Now Adam Sandler hasn’t exactly been in the most kid-friendly comedies (see his two previous movies You Don’t Mess with the Zohan and I now Pronounce You Chuck and Larry) but he did promise to make one movie his children can enjoy, and so he did. But Bedtime Stories will put anyone who is not under the age of twelve to sleep.
Skeeter (Adam Sandler) is a janitor at the Sunny Vista Nottingham Hotel. When he was little, his father Marty Bronson (Jonathan Pryce) sold his motel to Barry Nottingham (Richard Griffiths) who promises to make Marty’s son the manager Skeeter grows up and proves himself. Despite his janitorial status, Skeeter still dreams of becoming the hotel manager, but Nottingham announces a big, new hotel project and makes his son-in-law Kendall (Guy Pearce) the manager. But his life takes a turn for the better when he accepts a job from his sister Wendy (Courtney Cox) and babysits Wendy’s children Bobbi (Laura Ann Kesling) and Patrick (Jonathan Morgan Heit). When Skeeter tells the children bedtime stories, the stories magically reoccur in real life.
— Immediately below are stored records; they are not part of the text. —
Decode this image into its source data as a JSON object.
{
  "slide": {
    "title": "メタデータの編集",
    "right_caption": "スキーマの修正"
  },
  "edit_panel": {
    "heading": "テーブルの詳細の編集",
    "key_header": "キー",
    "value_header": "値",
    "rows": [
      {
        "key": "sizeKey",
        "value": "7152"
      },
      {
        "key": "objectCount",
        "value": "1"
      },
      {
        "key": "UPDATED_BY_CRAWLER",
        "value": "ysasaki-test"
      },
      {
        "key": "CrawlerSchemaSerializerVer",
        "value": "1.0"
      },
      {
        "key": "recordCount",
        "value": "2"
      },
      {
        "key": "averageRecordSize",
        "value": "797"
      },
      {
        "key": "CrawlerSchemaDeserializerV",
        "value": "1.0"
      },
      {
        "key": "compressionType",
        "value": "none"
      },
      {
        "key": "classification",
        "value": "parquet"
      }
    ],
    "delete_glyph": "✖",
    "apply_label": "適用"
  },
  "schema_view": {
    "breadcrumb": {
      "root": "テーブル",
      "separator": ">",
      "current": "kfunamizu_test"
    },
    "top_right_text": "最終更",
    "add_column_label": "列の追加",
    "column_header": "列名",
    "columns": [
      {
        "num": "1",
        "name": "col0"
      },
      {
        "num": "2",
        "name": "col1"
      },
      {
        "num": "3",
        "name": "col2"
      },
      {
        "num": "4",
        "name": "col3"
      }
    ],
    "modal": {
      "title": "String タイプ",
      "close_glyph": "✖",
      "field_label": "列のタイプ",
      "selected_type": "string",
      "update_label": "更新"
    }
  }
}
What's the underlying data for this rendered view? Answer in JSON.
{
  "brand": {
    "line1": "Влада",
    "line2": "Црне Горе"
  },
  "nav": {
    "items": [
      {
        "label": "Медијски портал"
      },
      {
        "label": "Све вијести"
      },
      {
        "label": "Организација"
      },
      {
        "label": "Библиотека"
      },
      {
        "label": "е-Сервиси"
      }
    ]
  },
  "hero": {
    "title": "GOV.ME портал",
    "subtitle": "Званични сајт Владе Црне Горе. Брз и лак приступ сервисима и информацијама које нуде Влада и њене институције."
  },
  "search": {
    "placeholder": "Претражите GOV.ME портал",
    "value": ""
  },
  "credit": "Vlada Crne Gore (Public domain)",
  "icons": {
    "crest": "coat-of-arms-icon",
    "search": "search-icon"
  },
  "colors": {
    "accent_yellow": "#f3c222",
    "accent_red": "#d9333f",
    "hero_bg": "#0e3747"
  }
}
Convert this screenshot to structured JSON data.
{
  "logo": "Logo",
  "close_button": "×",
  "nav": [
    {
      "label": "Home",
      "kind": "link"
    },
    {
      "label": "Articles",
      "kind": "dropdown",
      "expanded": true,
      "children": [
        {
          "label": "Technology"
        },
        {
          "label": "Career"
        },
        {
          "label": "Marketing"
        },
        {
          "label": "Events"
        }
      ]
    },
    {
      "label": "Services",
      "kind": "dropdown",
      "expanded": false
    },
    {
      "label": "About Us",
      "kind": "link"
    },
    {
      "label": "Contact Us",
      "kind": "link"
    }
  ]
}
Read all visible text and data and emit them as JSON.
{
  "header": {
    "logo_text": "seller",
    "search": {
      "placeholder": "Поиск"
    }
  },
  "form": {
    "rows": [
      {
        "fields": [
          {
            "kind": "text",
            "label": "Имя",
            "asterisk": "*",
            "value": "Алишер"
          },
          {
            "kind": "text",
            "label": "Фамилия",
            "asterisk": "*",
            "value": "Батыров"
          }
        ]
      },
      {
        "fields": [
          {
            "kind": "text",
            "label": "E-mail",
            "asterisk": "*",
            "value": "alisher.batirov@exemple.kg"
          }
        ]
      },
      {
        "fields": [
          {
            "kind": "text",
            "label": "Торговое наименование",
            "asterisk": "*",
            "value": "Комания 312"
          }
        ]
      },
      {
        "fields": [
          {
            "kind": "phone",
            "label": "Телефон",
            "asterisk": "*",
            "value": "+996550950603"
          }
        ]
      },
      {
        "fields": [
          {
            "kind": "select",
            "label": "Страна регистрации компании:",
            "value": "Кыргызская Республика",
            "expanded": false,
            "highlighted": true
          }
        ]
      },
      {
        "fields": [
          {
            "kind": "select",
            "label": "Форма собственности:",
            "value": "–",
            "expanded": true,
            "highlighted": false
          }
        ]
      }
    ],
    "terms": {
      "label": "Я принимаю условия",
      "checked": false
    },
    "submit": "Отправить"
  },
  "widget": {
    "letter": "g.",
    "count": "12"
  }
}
He then uses this newfound power to create his own happy endings in his life, showing to children everywhere that you don’t actually have to work hard or be smart to become successful.
Sandler plays his typical loser with a heart-of-gold and while he isn’t nearly as annoying as some of his other characters (once again, see Zohan), you can’t help but get the feeling that he is underacting throughout most of the film. Most of the relationships feel contrived and cheesy, especially the one between Skeeter and his love interest Jill (Keri Russell). The bedtime stories Skeeter tells aren’t particularly exciting or provocative and are written clumsily and shoddily.
The writing doesn’t take the film into any depth whatsoever, and many of the parts feel rather shallow and superficial. There is no empathy or excitement for any of the characters, save for a hilarious guinea pig named Bugsy, which says a lot about the film. The stories aren’t nearly developed or creative enough, unless you find raining gumballs funny.
But director Adam Shankman (Director of A Walk to Remember and Hairspray) sets a quick pace and the movie doesn’t drag in the least. It has some sort of charming, whimsical tone and spirit to it and truly feels like a bedtime story. It doesn’t completely fail as a comedy; some cheap laughs are delivered and small children will be entertained.
Bedtime Stories has neither the imagination nor the magic to be anything more than a mediocre (at best) family film. But you have to give Sandler some credit; he delivered what he promised: A friendly family movie that his kids can enjoy (somewhat).
Adam Shankman (director) / Matt Lopez, Tim Herlihy, Matt Lopez (screenplay)
CAST: Adam Sandler … Skeeter Bronson
Keri Russell … Jill
Guy Pearce … Kendall
Russell Brand … Mickey
Richard Griffiths … Barry Nottingham
Teresa Palmer … Violet Nottingham
Lucy Lawless … Aspen
Courteney Cox … Wendy